Asian currencies fell this week, led by the Indonesian rupiah’s drop to a four-year low, on concern signs of a US economic recovery would support a reduction in stimulus that has fueled emerging-market inflows.
US service industries grew last month at the fastest pace in almost eight years, strengthening the case for tapering when the US Federal Reserve meets on Sept. 17 and 18 to review its bond-buying program. Barclays PLC says yields on 10-year US Treasuries, which touched a two-year high, will lure investors, as exchange data show global funds pulled US$141 million from Indian, Indonesian, Philippine and Thai stocks this week.
Asian markets closed on Friday before a report showed US payrolls rose less than expected, easing concern about the size of potential cuts to Fed bond purchases.

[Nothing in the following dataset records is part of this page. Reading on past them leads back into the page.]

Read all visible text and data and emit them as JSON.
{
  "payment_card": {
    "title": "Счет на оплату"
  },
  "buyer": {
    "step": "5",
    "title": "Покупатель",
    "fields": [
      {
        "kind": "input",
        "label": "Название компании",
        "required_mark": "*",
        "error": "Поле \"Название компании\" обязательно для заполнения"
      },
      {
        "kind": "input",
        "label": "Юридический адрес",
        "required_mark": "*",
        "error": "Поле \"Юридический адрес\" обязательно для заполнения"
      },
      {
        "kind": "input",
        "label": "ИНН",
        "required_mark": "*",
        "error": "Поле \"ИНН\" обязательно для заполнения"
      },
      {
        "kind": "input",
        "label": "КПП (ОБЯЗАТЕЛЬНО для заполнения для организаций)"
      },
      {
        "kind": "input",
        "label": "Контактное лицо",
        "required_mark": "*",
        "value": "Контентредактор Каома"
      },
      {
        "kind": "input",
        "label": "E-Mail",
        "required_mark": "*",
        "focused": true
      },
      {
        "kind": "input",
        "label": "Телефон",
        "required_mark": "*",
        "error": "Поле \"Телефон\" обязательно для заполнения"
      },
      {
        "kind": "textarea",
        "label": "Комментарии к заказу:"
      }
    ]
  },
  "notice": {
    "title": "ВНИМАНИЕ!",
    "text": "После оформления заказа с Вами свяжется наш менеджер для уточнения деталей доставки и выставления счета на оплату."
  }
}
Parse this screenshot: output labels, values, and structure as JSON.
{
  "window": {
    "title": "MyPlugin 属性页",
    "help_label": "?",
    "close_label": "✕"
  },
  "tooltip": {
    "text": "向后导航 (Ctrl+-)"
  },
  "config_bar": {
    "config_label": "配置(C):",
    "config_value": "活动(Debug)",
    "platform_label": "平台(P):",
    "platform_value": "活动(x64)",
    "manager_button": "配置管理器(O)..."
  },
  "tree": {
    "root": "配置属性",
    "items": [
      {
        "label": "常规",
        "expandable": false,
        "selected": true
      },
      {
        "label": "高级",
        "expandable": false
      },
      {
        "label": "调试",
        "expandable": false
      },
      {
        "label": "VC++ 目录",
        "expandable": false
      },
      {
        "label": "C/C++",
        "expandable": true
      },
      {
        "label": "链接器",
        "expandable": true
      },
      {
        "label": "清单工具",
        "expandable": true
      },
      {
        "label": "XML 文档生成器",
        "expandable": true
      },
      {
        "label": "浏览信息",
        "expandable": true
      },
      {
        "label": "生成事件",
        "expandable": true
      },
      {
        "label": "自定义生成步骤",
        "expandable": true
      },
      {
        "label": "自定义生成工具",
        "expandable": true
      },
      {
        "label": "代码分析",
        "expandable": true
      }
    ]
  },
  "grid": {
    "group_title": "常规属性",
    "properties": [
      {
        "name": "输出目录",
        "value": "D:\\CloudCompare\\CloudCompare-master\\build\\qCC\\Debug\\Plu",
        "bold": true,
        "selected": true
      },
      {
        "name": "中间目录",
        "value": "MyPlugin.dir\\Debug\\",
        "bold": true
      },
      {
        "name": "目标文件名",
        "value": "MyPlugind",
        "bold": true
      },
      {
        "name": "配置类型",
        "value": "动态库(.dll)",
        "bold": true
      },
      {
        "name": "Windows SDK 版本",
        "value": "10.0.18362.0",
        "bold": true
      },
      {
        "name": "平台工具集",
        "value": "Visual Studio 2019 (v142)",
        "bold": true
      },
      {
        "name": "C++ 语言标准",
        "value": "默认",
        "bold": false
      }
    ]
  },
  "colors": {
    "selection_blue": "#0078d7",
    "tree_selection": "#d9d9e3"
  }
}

“The battle, which all currencies in Asia are facing, is rising US Treasury yields and the Fed meeting later in the month,” said Hamish Pepper, a currency strategist at Barclays in Singapore. “Ultimately, that’s going to cap any appreciation in Asian currencies in the near term.”
The rupiah declined 2.3 percent this week to 11,175 per US dollar and reached a four-year low of 11,205 earlier, prices from local banks show. Indonesia’s trade deficit reached a record US$2.3 billion in July, as exports fell on lower global commodity prices, official data showed on Monday. The nation’s current-account shortfall should narrow in the third quarter, from about 4.4 percent of GDP in the previous three months as a slowing economy and higher fuel prices curb imports, Indonesian Finance Minister Chatib Basri said in an interview on Thursday.
The New Taiwan dollar bucked the downtrend by gaining 0.3 percent to NT$29.90 this week, as foreign investors continued moving funds in to pick up bargains in the local bourse, dealers said.
The losses suffered by the greenback were capped by central bank intervention aimed at slowing the pace of the NT dollar’s appreciation and strengthening the country’s global competitiveness, the dealers said.
Malaysia’s ringgit weakened 1.3 percent to 3.3290 against the US dollar and the Thai baht retreated 0.7 percent to 32.380.
Morgan Stanley lowered its growth forecasts for this year and next for the four largest Southeast Asian economies of Indonesia, Malaysia, Singapore and Thailand, citing a weaker-than-expected first half and an uncertain outlook, Singapore-based economist Deyi Tan wrote in a note on Tuesday.
The Bloomberg-JPMorgan Asia Dollar Index climbed 0.2 percent this week to 114.45, as aside from the NT dollar, the South Korean won rallied 1.6 percent to 1,092.93 per US dollar.
Elsewhere in Asia, China’s yuan was little changed this week at 6.1205 per US dollar, the Philippine peso climbed 0.3 percent to 44.475 and Vietnam’s dong rose 0.1 percent to 21,125.
The US dollar gained versus the euro and yen on speculation about the Fed’s tapering. The greenback reached an eight-week high versus the 17- nation currency as the prospect for US intervention in Syria increased demand for safer assets. The US currency pared gains versus the euro and the yen on Friday after US employers added fewer workers than forecast last month, even as surveys showed economists’ retained Fed taper projections.
The dollar gained 0.3 percent to US$1.3178 per euro this week in New York, after reaching US$1.3105, its strongest since July 19. It climbed 1 percent to ￥99.11 after rallying beyond ￥100 and touching the highest since July 25. Japan’s currency dropped 0.6 percent to ￥130.63 per euro.
The Bloomberg US Dollar Index, which tracks the greenback against 10 other major currencies, depreciated 0.3 percent to 1,031.35.
Sterling rose for the first time in three weeks against the US dollar on slower-than-expected US job gains last month. Sterling rose 0.8 percent against the US dollar in the week to US$1.5631. It also appreciated 1.3 percent to ￡0.8423 per euro.